China has publicly declared its concern over the East Turkestan Islamic Movement, an armed separatist organisation in its western Xinjiang region. Security officials and UN reports say Etim likely has a small number of fighters in Afghanistan.

Etim could not be reached for comment. ISIS has also threatened foreigners in Afghanistan. Its fighters attacked a hotel popular with Chinese businesspeople last year, which left several Chinese citizens wounded. A Russian diplomat was also killed in one of its attacks.

The Taliban denies that militancy threatens their rule and say Afghan soil will not be used to launch attacks elsewhere. They have publicly announced raids on ISIS cells in Kabul.

"Since early 2023, Taliban raids in Afghanistan have removed at least eight key [ISIS in Afghanistan] leaders, some responsible for external plotting," said US Special Representative for Afghanistan Thomas West at a September 12 public seminar.

A July UN monitoring report said there were up to 6,000 ISIS fighters and their family members in Afghanistan. Analysts say urban surveillance will not fully address their presence.

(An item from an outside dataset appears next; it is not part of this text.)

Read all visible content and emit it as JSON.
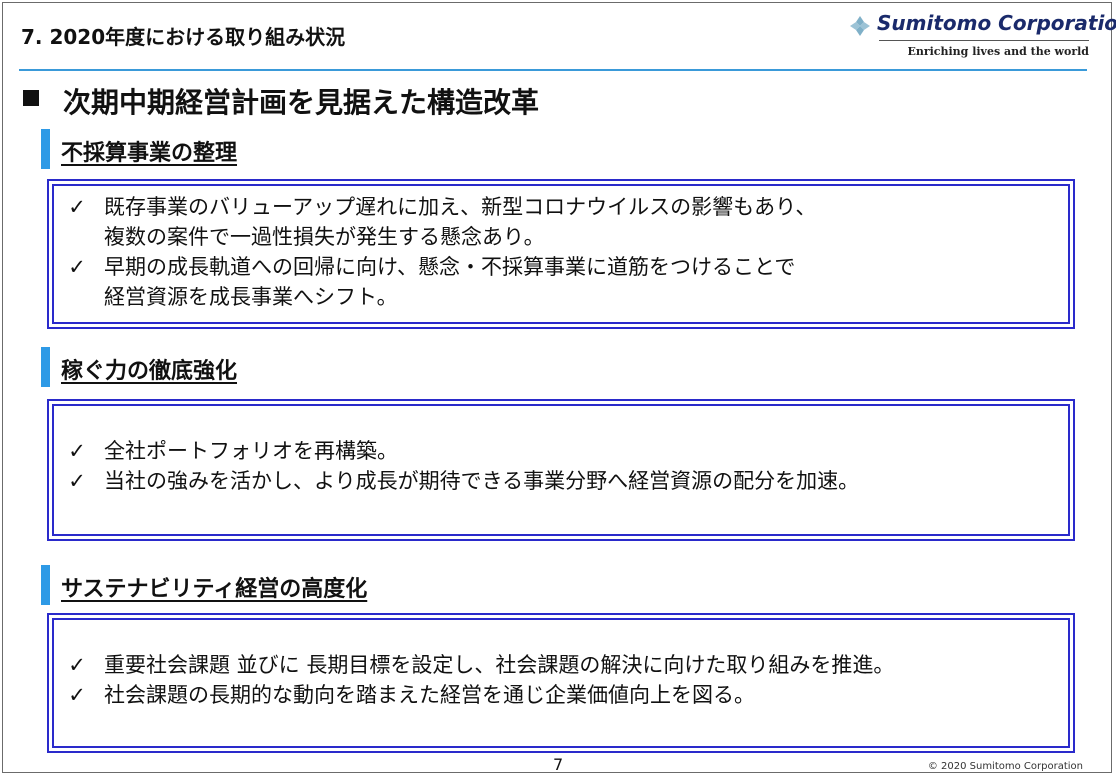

The Afghan "home base" locations of ISIS fighters are in the eastern mountainous areas, said Mr Schroden.

"So while cameras in the cities may help prevent attacks ... they're unlikely to contribute much to their ultimate defeat."

Updated: September 25, 2023, 10:20 PM